Regulatory and compliance burdens will continue driving up costs at the same time that investor and regulatory scrutiny is forcing fees lower. Managers will need to ensure that investment products and related services are continuously updated to align with investors’ needs, driving firms to refocus on strategic positioning. The greatest challenge to the industry to continue the actual level of growth is most likely to be how to achieve scalable and cost managed growth.

Today advisers manage typically around 200 or so portfolios on an ad-hoc basis. If the firm scales up and the adviser is dealing with in excess of 500 portfolios, the logistics of reviewing each thoroughly and taking any required actions on a daily basis becomes
unrealistic. Outside of the increased number of portfolios to manage, other challenges come on top: increasing volumes of data to consume, more rules surrounding the management of the client mandate to monitor, more regulatory guidelines to comply with, all leading to less time to manage an individual portfolio.

This is where technology can support advisers and enable them to focus their valuable time and efforts where it is required. Technology can reduce the burden of time-consuming repetitive daily activities through Smart Advisor Desktops acting as “digital assistants” to help.

Coming to the practical daily workday of a wealth manager, let’s consider some of the time-consuming activities.

Compliance and continuous monitoring

The number of compliance rules to check within investment portfolios is growing everyday. Balancing risk against return is becoming more complicated, but by using technology this can be done in the background, continuously and automatically generating alerts when breaches occur. Using intelligence assistance can help proactively prevent breaches, reduce risk and recommend new investments ideas to act faster and more effeciently.

Consistency between pre and post trade checks

As an advisory business, you need to be proactive in making proposals or dealing with clients requiring advice. An AI-based checking engine can automatically check investment decisions, to ensure suitability before trading. Rebalancing can be executed more
proactively because the digital assistant is continuously looking at investments and their objectives, therefore suggesting different courses of action that recommend how best to change the portfolio to achieve the best return.

Alerts driving efficiency and adding value to advisory

A digital assistant can help looking across all information in the book of business at a glance, and then prioritises the tasks needed today, this week, next month and so on.

Indeed, a branch manager or divisional manager, can also have a team Smart Desktop that consolidates what is happening within their area of responsibility.

Using a Smart Desktop digital assistant approach provides a sharp shortcut to tasks, exploiting a large amount of existing data from multiple sources and consolidating everything in one place to help manage a book of business more efficiently, making the firm more effective and improving headcount ratios. The focus and effort is then only on automatically highlighted exceptions, whilst the remaining book of business is being maintained, is compliant and on track to meet a client’s goals.
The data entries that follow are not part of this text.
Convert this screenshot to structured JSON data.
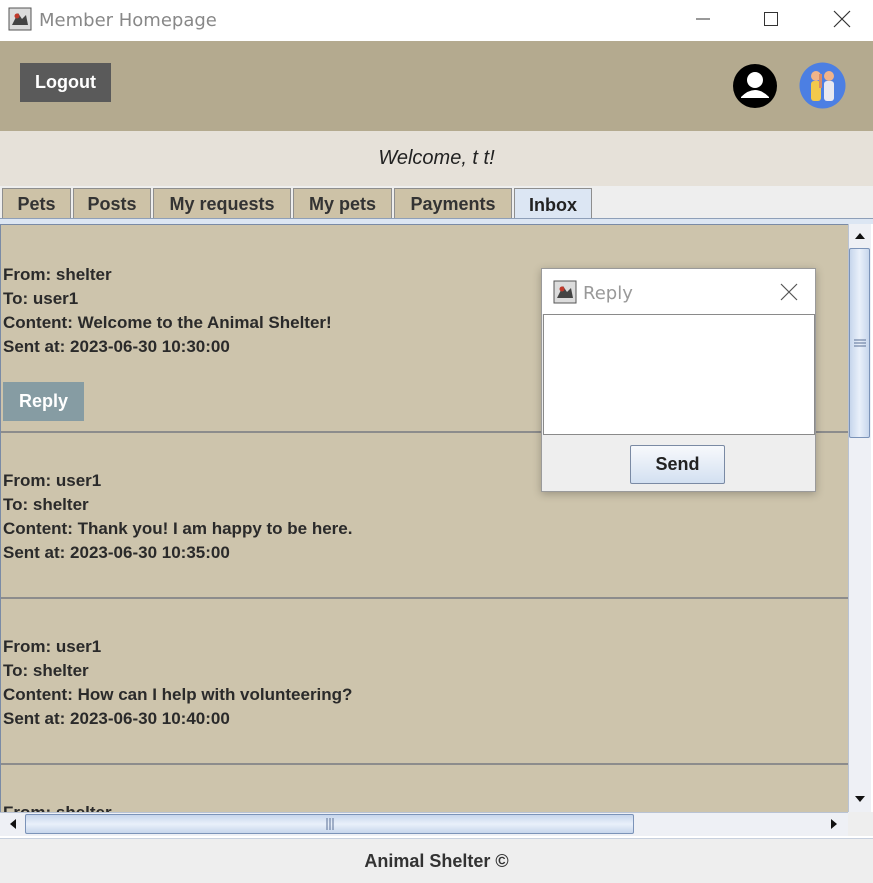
{
  "window": {
    "title": "Member Homepage",
    "icon": "java-app-icon"
  },
  "header": {
    "logout_label": "Logout",
    "profile_icon": "user-profile-icon",
    "avatar": "avatar"
  },
  "welcome": {
    "text": "Welcome, t t!"
  },
  "tabs": [
    {
      "label": "Pets"
    },
    {
      "label": "Posts"
    },
    {
      "label": "My requests"
    },
    {
      "label": "My pets"
    },
    {
      "label": "Payments"
    },
    {
      "label": "Inbox",
      "active": true
    }
  ],
  "messages": [
    {
      "from": "From: shelter",
      "to": "To: user1",
      "content": "Content: Welcome to the Animal Shelter!",
      "sent": "Sent at: 2023-06-30 10:30:00",
      "reply_label": "Reply"
    },
    {
      "from": "From: user1",
      "to": "To: shelter",
      "content": "Content: Thank you! I am happy to be here.",
      "sent": "Sent at: 2023-06-30 10:35:00"
    },
    {
      "from": "From: user1",
      "to": "To: shelter",
      "content": "Content: How can I help with volunteering?",
      "sent": "Sent at: 2023-06-30 10:40:00"
    },
    {
      "from": "From: shelter"
    }
  ],
  "dialog": {
    "title": "Reply",
    "text_value": "",
    "send_label": "Send"
  },
  "footer": {
    "text": "Animal Shelter ©"
  },
  "colors": {
    "header_bg": "#b4aa8f",
    "content_bg": "#cdc4ac",
    "reply_button": "#869ca3",
    "logout_button": "#5a5a5a",
    "active_tab": "#dce6f3"
  }
}
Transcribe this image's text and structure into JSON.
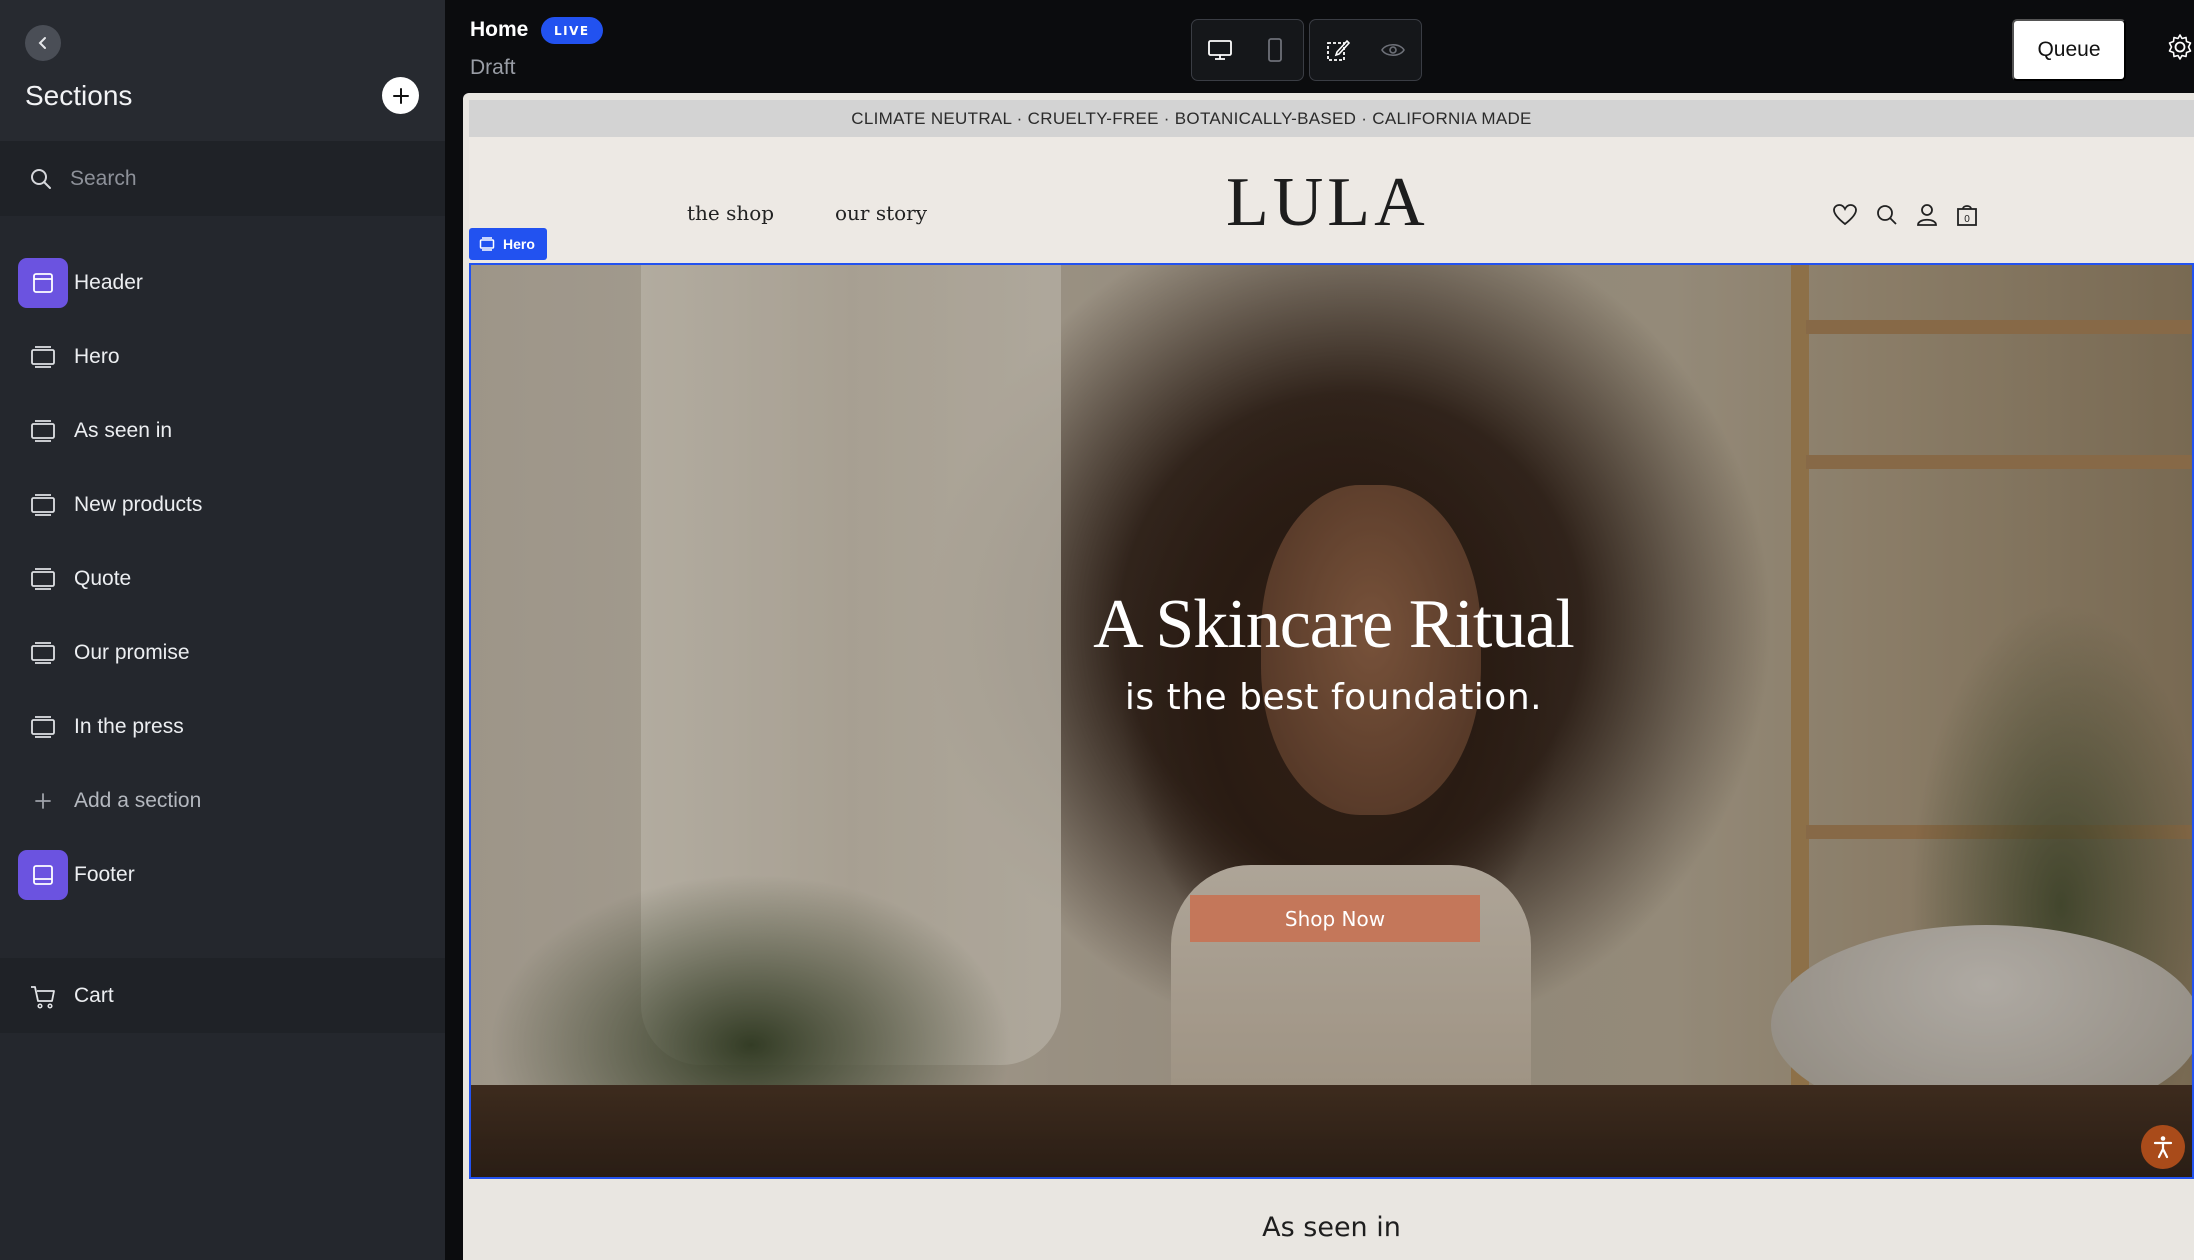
{
  "sidebar": {
    "title": "Sections",
    "search_placeholder": "Search",
    "items": [
      {
        "label": "Header",
        "icon": "header-layout-icon",
        "highlight": true
      },
      {
        "label": "Hero",
        "icon": "section-icon"
      },
      {
        "label": "As seen in",
        "icon": "section-icon"
      },
      {
        "label": "New products",
        "icon": "section-icon"
      },
      {
        "label": "Quote",
        "icon": "section-icon"
      },
      {
        "label": "Our promise",
        "icon": "section-icon"
      },
      {
        "label": "In the press",
        "icon": "section-icon"
      },
      {
        "label": "Add a section",
        "icon": "plus-icon"
      },
      {
        "label": "Footer",
        "icon": "footer-layout-icon",
        "highlight": true
      }
    ],
    "cart_label": "Cart"
  },
  "topbar": {
    "page_name": "Home",
    "live_badge": "LIVE",
    "draft_label": "Draft",
    "queue_label": "Queue"
  },
  "site": {
    "announcement": "CLIMATE NEUTRAL · CRUELTY-FREE · BOTANICALLY-BASED · CALIFORNIA MADE",
    "nav": [
      "the shop",
      "our story"
    ],
    "logo": "LULA",
    "hero_tag": "Hero",
    "hero_title": "A Skincare Ritual",
    "hero_subtitle": "is the best foundation.",
    "cta": "Shop Now",
    "next_section_title": "As seen in",
    "cart_count": "0"
  },
  "colors": {
    "accent_blue": "#2252f0",
    "purple_icon": "#6b53e0",
    "cta": "#c4775a"
  }
}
The Smart Desktop approach ultimately enables a firm to effectively manage more clients, deliver more focused attention where it is needed and concentrate on growing the business.

To know more on how to achieve growth in the current wealth management setting download the full paper here.